Within the entries below, find each line containing the word "icon" and copy it.
··········
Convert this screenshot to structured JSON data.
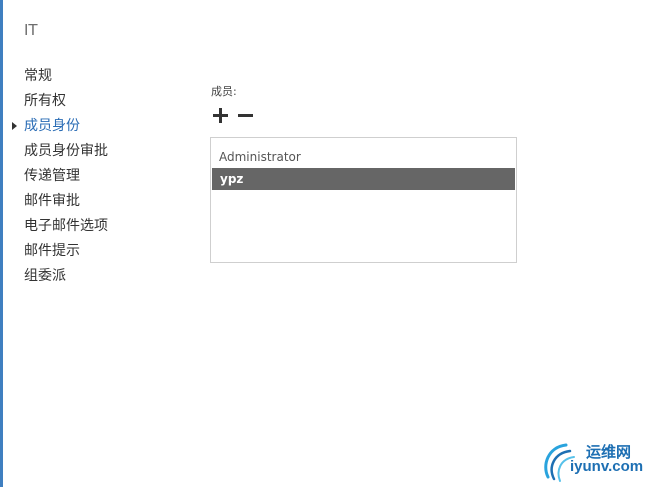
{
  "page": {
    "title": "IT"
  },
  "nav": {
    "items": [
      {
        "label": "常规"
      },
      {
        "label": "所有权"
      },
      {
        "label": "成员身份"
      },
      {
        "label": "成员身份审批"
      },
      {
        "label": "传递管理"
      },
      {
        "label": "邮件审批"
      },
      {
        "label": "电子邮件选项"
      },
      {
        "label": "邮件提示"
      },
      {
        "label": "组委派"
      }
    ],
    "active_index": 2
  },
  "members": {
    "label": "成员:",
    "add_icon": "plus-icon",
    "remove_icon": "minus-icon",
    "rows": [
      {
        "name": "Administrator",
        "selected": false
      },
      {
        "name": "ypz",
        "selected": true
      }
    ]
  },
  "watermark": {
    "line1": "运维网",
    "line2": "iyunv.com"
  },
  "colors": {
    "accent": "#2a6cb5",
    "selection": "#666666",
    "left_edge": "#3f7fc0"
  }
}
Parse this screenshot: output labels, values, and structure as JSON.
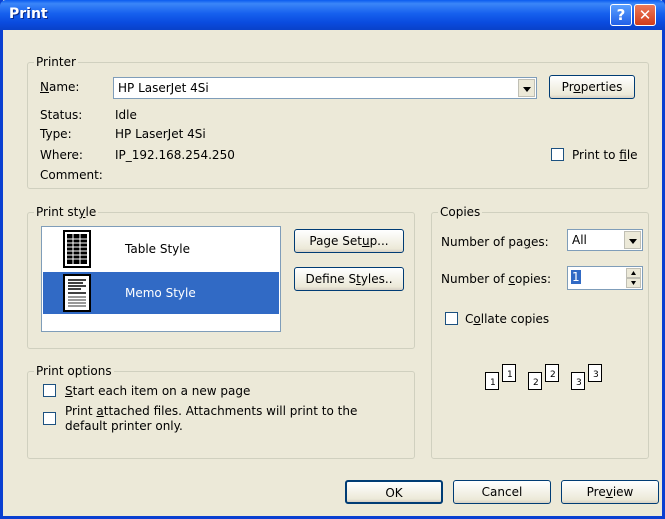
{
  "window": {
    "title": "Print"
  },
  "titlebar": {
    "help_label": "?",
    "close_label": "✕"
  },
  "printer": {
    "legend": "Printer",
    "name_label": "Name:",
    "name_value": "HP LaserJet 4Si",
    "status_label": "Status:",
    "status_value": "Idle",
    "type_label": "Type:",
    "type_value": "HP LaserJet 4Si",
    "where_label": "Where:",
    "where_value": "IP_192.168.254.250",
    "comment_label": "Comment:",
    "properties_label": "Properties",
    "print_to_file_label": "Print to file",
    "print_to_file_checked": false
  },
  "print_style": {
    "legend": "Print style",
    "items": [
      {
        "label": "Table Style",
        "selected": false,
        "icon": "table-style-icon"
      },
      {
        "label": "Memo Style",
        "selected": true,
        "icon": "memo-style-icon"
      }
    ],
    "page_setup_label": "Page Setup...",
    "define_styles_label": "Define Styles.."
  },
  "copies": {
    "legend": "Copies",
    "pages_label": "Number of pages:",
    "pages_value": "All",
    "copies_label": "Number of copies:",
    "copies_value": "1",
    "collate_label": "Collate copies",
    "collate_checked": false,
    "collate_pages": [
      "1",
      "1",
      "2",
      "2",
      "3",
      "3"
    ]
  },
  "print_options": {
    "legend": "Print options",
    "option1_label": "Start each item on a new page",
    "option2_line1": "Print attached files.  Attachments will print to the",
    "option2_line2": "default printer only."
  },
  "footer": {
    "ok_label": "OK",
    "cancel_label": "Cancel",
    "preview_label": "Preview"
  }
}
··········
## Expected output
    "add_icon": "plus-icon",
    "remove_icon": "minus-icon",
        "icon": "table-style-icon"
        "icon": "memo-style-icon"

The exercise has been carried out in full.